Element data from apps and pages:
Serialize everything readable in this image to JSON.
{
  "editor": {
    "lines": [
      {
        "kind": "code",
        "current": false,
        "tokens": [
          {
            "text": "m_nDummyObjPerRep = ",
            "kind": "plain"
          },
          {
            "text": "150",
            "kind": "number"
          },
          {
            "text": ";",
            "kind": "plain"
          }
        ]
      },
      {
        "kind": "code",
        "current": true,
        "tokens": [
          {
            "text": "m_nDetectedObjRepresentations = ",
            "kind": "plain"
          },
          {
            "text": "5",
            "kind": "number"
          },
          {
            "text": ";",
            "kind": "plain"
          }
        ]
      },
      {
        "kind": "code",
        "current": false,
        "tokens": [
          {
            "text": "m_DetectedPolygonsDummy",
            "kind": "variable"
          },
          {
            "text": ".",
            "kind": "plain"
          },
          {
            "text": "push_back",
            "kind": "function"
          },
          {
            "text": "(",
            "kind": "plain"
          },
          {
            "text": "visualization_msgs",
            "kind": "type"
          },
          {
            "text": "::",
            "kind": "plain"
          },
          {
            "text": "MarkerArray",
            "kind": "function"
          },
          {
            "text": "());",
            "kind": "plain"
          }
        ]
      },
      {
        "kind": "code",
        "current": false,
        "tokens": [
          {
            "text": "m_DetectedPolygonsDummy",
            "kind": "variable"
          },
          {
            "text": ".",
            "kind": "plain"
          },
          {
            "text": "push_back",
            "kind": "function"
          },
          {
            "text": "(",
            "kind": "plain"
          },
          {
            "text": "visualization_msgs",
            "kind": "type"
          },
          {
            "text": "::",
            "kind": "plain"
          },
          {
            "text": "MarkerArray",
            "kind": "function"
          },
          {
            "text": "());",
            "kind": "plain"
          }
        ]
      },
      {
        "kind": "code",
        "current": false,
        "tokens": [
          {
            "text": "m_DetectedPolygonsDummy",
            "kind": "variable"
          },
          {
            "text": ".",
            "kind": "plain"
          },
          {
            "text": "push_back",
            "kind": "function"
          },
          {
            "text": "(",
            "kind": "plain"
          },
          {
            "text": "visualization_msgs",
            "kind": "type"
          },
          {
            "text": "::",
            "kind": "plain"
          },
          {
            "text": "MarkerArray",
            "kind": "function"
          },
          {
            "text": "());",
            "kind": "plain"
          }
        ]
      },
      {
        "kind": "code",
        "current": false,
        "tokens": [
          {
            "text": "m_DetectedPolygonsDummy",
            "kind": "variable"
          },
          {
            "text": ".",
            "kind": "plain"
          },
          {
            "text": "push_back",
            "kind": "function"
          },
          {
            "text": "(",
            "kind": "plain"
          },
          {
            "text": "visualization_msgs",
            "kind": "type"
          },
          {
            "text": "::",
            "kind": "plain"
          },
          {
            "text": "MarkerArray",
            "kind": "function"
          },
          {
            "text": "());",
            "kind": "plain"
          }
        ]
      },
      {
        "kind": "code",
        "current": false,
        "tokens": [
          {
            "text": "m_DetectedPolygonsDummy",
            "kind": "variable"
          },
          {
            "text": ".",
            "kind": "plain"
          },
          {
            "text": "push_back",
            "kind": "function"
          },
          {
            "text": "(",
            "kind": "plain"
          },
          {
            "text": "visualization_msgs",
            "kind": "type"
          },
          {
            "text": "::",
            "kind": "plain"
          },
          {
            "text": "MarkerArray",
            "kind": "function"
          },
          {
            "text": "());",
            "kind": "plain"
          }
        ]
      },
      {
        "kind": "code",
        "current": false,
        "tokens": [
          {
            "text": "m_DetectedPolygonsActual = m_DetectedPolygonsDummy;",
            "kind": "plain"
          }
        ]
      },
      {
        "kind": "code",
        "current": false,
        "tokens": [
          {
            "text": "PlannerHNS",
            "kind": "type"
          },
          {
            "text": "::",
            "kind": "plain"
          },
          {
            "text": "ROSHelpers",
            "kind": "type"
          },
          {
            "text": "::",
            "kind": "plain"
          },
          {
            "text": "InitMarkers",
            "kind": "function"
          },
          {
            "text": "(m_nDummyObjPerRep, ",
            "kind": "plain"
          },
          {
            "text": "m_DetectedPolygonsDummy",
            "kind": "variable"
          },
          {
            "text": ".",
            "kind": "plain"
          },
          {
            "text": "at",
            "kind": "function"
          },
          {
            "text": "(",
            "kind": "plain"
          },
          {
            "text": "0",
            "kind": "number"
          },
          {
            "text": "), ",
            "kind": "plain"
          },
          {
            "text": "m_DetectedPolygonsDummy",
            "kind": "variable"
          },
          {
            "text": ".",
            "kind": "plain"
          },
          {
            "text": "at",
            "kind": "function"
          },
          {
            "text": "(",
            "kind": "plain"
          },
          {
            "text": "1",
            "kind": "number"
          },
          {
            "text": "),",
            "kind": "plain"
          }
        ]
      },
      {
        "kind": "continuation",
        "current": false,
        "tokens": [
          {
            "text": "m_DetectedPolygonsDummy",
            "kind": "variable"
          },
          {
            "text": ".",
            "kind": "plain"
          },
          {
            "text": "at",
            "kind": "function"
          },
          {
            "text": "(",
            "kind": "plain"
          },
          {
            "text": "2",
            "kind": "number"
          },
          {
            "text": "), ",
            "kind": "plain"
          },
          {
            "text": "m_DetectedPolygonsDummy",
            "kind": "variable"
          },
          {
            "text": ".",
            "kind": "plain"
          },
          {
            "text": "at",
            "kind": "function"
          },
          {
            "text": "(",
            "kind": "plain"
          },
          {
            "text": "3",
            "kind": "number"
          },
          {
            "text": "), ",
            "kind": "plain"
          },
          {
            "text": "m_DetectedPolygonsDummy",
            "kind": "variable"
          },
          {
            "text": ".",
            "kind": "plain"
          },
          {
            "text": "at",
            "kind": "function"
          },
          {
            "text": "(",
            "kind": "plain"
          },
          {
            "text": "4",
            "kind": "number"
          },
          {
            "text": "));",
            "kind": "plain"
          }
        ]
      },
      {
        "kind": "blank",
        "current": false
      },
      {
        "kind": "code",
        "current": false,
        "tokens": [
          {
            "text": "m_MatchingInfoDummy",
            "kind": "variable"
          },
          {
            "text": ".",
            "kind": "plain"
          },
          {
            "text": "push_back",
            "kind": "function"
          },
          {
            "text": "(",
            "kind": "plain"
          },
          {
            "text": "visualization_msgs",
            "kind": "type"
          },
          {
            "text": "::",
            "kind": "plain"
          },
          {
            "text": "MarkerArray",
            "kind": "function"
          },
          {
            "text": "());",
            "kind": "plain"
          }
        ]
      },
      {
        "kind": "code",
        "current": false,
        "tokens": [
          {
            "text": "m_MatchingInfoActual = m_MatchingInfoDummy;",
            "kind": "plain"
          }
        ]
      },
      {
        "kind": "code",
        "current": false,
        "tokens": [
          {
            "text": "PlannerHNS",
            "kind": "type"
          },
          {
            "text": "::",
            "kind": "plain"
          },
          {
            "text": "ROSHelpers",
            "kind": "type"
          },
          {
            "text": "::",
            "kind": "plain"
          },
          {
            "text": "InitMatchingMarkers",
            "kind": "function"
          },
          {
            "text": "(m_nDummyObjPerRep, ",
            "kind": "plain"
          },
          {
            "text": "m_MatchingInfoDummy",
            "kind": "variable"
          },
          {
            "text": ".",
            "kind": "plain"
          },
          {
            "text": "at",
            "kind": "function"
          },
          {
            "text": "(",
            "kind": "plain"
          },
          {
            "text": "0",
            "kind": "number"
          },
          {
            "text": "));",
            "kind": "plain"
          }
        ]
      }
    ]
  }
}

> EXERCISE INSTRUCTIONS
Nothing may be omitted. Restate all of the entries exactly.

> RESPONSE BELOW
Serialize everything readable in this image to JSON.
{
  "editor": {
    "lines": [
      {
        "kind": "code",
        "current": false,
        "tokens": [
          {
            "text": "m_nDummyObjPerRep = ",
            "kind": "plain"
          },
          {
            "text": "150",
            "kind": "number"
          },
          {
            "text": ";",
            "kind": "plain"
          }
        ]
      },
      {
        "kind": "code",
        "current": true,
        "tokens": [
          {
            "text": "m_nDetectedObjRepresentations = ",
            "kind": "plain"
          },
          {
            "text": "5",
            "kind": "number"
          },
          {
            "text": ";",
            "kind": "plain"
          }
        ]
      },
      {
        "kind": "code",
        "current": false,
        "tokens": [
          {
            "text": "m_DetectedPolygonsDummy",
            "kind": "variable"
          },
          {
            "text": ".",
            "kind": "plain"
          },
          {
            "text": "push_back",
            "kind": "function"
          },
          {
            "text": "(",
            "kind": "plain"
          },
          {
            "text": "visualization_msgs",
            "kind": "type"
          },
          {
            "text": "::",
            "kind": "plain"
          },
          {
            "text": "MarkerArray",
            "kind": "function"
          },
          {
            "text": "());",
            "kind": "plain"
          }
        ]
      },
      {
        "kind": "code",
        "current": false,
        "tokens": [
          {
            "text": "m_DetectedPolygonsDummy",
            "kind": "variable"
          },
          {
            "text": ".",
            "kind": "plain"
          },
          {
            "text": "push_back",
            "kind": "function"
          },
          {
            "text": "(",
            "kind": "plain"
          },
          {
            "text": "visualization_msgs",
            "kind": "type"
          },
          {
            "text": "::",
            "kind": "plain"
          },
          {
            "text": "MarkerArray",
            "kind": "function"
          },
          {
            "text": "());",
            "kind": "plain"
          }
        ]
      },
      {
        "kind": "code",
        "current": false,
        "tokens": [
          {
            "text": "m_DetectedPolygonsDummy",
            "kind": "variable"
          },
          {
            "text": ".",
            "kind": "plain"
          },
          {
            "text": "push_back",
            "kind": "function"
          },
          {
            "text": "(",
            "kind": "plain"
          },
          {
            "text": "visualization_msgs",
            "kind": "type"
          },
          {
            "text": "::",
            "kind": "plain"
          },
          {
            "text": "MarkerArray",
            "kind": "function"
          },
          {
            "text": "());",
            "kind": "plain"
          }
        ]
      },
      {
        "kind": "code",
        "current": false,
        "tokens": [
          {
            "text": "m_DetectedPolygonsDummy",
            "kind": "variable"
          },
          {
            "text": ".",
            "kind": "plain"
          },
          {
            "text": "push_back",
            "kind": "function"
          },
          {
            "text": "(",
            "kind": "plain"
          },
          {
            "text": "visualization_msgs",
            "kind": "type"
          },
          {
            "text": "::",
            "kind": "plain"
          },
          {
            "text": "MarkerArray",
            "kind": "function"
          },
          {
            "text": "());",
            "kind": "plain"
          }
        ]
      },
      {
        "kind": "code",
        "current": false,
        "tokens": [
          {
            "text": "m_DetectedPolygonsDummy",
            "kind": "variable"
          },
          {
            "text": ".",
            "kind": "plain"
          },
          {
            "text": "push_back",
            "kind": "function"
          },
          {
            "text": "(",
            "kind": "plain"
          },
          {
            "text": "visualization_msgs",
            "kind": "type"
          },
          {
            "text": "::",
            "kind": "plain"
          },
          {
            "text": "MarkerArray",
            "kind": "function"
          },
          {
            "text": "());",
            "kind": "plain"
          }
        ]
      },
      {
        "kind": "code",
        "current": false,
        "tokens": [
          {
            "text": "m_DetectedPolygonsActual = m_DetectedPolygonsDummy;",
            "kind": "plain"
          }
        ]
      },
      {
        "kind": "code",
        "current": false,
        "tokens": [
          {
            "text": "PlannerHNS",
            "kind": "type"
          },
          {
            "text": "::",
            "kind": "plain"
          },
          {
            "text": "ROSHelpers",
            "kind": "type"
          },
          {
            "text": "::",
            "kind": "plain"
          },
          {
            "text": "InitMarkers",
            "kind": "function"
          },
          {
            "text": "(m_nDummyObjPerRep, ",
            "kind": "plain"
          },
          {
            "text": "m_DetectedPolygonsDummy",
            "kind": "variable"
          },
          {
            "text": ".",
            "kind": "plain"
          },
          {
            "text": "at",
            "kind": "function"
          },
          {
            "text": "(",
            "kind": "plain"
          },
          {
            "text": "0",
            "kind": "number"
          },
          {
            "text": "), ",
            "kind": "plain"
          },
          {
            "text": "m_DetectedPolygonsDummy",
            "kind": "variable"
          },
          {
            "text": ".",
            "kind": "plain"
          },
          {
            "text": "at",
            "kind": "function"
          },
          {
            "text": "(",
            "kind": "plain"
          },
          {
            "text": "1",
            "kind": "number"
          },
          {
            "text": "),",
            "kind": "plain"
          }
        ]
      },
      {
        "kind": "continuation",
        "current": false,
        "tokens": [
          {
            "text": "m_DetectedPolygonsDummy",
            "kind": "variable"
          },
          {
            "text": ".",
            "kind": "plain"
          },
          {
            "text": "at",
            "kind": "function"
          },
          {
            "text": "(",
            "kind": "plain"
          },
          {
            "text": "2",
            "kind": "number"
          },
          {
            "text": "), ",
            "kind": "plain"
          },
          {
            "text": "m_DetectedPolygonsDummy",
            "kind": "variable"
          },
          {
            "text": ".",
            "kind": "plain"
          },
          {
            "text": "at",
            "kind": "function"
          },
          {
            "text": "(",
            "kind": "plain"
          },
          {
            "text": "3",
            "kind": "number"
          },
          {
            "text": "), ",
            "kind": "plain"
          },
          {
            "text": "m_DetectedPolygonsDummy",
            "kind": "variable"
          },
          {
            "text": ".",
            "kind": "plain"
          },
          {
            "text": "at",
            "kind": "function"
          },
          {
            "text": "(",
            "kind": "plain"
          },
          {
            "text": "4",
            "kind": "number"
          },
          {
            "text": "));",
            "kind": "plain"
          }
        ]
      },
      {
        "kind": "blank",
        "current": false
      },
      {
        "kind": "code",
        "current": false,
        "tokens": [
          {
            "text": "m_MatchingInfoDummy",
            "kind": "variable"
          },
          {
            "text": ".",
            "kind": "plain"
          },
          {
            "text": "push_back",
            "kind": "function"
          },
          {
            "text": "(",
            "kind": "plain"
          },
          {
            "text": "visualization_msgs",
            "kind": "type"
          },
          {
            "text": "::",
            "kind": "plain"
          },
          {
            "text": "MarkerArray",
            "kind": "function"
          },
          {
            "text": "());",
            "kind": "plain"
          }
        ]
      },
      {
        "kind": "code",
        "current": false,
        "tokens": [
          {
            "text": "m_MatchingInfoActual = m_MatchingInfoDummy;",
            "kind": "plain"
          }
        ]
      },
      {
        "kind": "code",
        "current": false,
        "tokens": [
          {
            "text": "PlannerHNS",
            "kind": "type"
          },
          {
            "text": "::",
            "kind": "plain"
          },
          {
            "text": "ROSHelpers",
            "kind": "type"
          },
          {
            "text": "::",
            "kind": "plain"
          },
          {
            "text": "InitMatchingMarkers",
            "kind": "function"
          },
          {
            "text": "(m_nDummyObjPerRep, ",
            "kind": "plain"
          },
          {
            "text": "m_MatchingInfoDummy",
            "kind": "variable"
          },
          {
            "text": ".",
            "kind": "plain"
          },
          {
            "text": "at",
            "kind": "function"
          },
          {
            "text": "(",
            "kind": "plain"
          },
          {
            "text": "0",
            "kind": "number"
          },
          {
            "text": "));",
            "kind": "plain"
          }
        ]
      }
    ]
  }
}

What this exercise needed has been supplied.